Doctor of Medicine, Stanford University, MED-MD (2009)
Bachelor of Science, Florida Atlantic University, UG Other not listed (2003)
John Sunwoo, Postdoctoral Research Mentor
OBJECTIVES:: Uvulopalatopharyngoplasty (UPPP) is a commonly performed surgical intervention used to treat obstructive sleep apnea (OSA) syndrome. Continuous peripheral nerve blocks have been shown to reduce postoperative pain and opioid requirements for other surgical procedures but have not been described previously for palate surgery. We present the use of a continuous lesser palatine nerve block catheter as a part of the multimodal postoperative pain management for UPPP. CASE REPORT:: Three patients were scheduled to undergo elective UPPP and tonsillectomy for OSA with scheduled postoperative hospital admission. Each patient gave written consent to share the details of his or her case. Upon completion of the surgical procedure, but before emergence from general anesthesia, a 20-G multiorifice epidural catheter was inserted into the left nasal passage, passed into the oropharynx, and either tunneled posteriorly within the anterior portion of the soft palate with the aid of a 16-G angiocatheter or placed submucosally within the soft palate by the surgeon. Each catheter was secured using clear adhesive dressings along the cheek and anchored to the ipsilateral shoulder. A continuous infusion of ropivacaine 0.2% at 2 mL/h was delivered using a disposable infusion device postoperatively, in addition to the prescribed oral and intravenous opioids. No immediate or long-term complications due to catheter placement were identified during the patient follow-up. DISCUSSION:: Continuous lesser palatine nerve block may be a useful regional anesthetic technique in the multimodal postoperative pain management of opioid-sensitive OSA patients undergoing UPPP and deserves further study.
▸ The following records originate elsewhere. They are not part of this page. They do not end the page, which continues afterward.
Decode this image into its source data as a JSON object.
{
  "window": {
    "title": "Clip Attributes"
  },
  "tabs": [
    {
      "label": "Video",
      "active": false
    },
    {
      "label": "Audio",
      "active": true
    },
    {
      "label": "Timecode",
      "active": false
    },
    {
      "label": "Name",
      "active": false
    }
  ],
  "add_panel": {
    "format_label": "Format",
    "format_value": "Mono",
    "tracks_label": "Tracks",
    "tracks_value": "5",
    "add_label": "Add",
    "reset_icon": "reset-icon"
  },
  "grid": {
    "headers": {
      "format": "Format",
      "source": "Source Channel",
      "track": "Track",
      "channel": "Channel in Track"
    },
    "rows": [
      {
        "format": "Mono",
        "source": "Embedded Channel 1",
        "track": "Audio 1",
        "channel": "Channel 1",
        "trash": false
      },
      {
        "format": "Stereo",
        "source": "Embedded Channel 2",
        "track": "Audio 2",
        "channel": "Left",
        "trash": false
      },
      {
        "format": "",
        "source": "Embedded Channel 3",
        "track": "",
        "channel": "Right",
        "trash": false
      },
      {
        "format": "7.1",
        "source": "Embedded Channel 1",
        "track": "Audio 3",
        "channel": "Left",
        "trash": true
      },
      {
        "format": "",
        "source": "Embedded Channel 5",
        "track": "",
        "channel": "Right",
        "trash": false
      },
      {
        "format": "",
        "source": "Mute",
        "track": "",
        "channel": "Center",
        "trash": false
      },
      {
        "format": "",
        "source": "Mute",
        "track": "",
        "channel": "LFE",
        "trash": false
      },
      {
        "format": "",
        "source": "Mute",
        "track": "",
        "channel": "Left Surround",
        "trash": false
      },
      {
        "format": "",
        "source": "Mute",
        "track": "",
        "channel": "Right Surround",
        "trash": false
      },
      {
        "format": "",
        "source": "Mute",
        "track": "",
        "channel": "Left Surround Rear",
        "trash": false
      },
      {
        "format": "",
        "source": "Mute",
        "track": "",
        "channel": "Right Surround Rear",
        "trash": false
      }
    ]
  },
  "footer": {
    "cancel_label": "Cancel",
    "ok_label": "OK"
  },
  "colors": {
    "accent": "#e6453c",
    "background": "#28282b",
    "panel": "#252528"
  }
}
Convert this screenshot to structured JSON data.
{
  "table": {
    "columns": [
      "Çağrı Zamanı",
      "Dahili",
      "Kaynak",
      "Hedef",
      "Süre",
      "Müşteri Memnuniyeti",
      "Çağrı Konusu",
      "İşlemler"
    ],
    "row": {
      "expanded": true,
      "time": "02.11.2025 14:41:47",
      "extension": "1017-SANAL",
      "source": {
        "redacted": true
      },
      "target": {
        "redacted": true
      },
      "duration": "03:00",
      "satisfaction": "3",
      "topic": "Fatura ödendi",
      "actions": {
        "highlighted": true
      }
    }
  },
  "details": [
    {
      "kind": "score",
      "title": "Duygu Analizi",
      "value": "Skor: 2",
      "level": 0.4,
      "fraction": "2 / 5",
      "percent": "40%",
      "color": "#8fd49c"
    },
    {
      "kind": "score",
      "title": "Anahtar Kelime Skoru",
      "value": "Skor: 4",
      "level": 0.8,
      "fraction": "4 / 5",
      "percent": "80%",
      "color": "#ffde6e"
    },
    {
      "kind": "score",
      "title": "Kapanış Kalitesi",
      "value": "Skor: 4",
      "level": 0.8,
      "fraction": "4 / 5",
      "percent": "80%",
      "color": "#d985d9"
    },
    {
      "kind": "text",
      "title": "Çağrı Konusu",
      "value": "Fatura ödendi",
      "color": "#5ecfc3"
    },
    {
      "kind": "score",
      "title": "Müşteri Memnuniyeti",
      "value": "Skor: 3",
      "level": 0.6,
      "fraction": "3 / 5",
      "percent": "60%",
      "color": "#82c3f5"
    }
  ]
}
View details for DOI 10.1097/AJP.0b013e3182971887
View details for PubMedID 23669453
Animal study.Development of an animal model for the study of biochemical changes that occur in the epidural space after intervertebral disc herniation.Although strong evidence for an inflammatory component exists, the biochemical processes underlying pain after disc herniation remain unknown.Epidural lavage was performed in 48 rats after L5 dorsal root ganglion exposure at baseline and 3, 6, or 24 hours after placement of autologous nucleus pulposus (NP) (N = 15), saline (N = 15), or NP + an interferon-? antibody (anti-IFN-?; N = 18) directly onto the dorsal root ganglion. Multiplex assays quantifying interleukin (IL)-1?, IL-1?, IL-2, IL-4, IL-6, IL-10, tumor necrosis factor ? (TNF-?), IFN-?, and granulocyte-macrophage colony-stimulating factor (GM-CSF) were performed. NP (N = 7) was also analyzed for these cytokines by placing NP into saline and measuring the relative concentration.Cytokines measured low at baseline (0-100 pg/mL) in all groups. Compared with saline, NP application caused IL-6 elevation, peaking at T = 3 hours, that was prevented by anti-IFN-?. NP induced elevation of TNF-?, peaking at T = 24 hours and was prevented by anti-IFN-?. IFN-? was elevated after NP at T = 3 hours and T = 24 hours. IL-1? was similar after saline versus NP. The concentrations of IL-1? and IL-10 were elevated at T = 3 hours, 6 hours, and 24 hours in all groups without between-groups difference. The level of IL-4 peaked at T = 3 hours in the NP group and was different than saline and NP + anti-IFN-? groups, but the time effect was insignificant. There was no change for GM-CSF. The concentration of cytokines measured in normal NP was less than 2 pg/mL for all cytokines except TNF-?.In this model of acute noncompressive disc herniation, NP caused the elevation of epidural IL-6, TNF-?, and IFN-?--all attenuated by IFN-? blockade. IL-1? and IL-10 were both significantly elevated by saline alone and their response was not prevented by IFN-? blockade. This model may prove useful for the study of the biochemical processes by which NP induces inflammation-induced nerve root irritation and radiculopathic pain.
View details for DOI 10.1097/BRS.0b013e3182604baa
View details for Web of Science ID 000312946800014
View details for PubMedID 22648034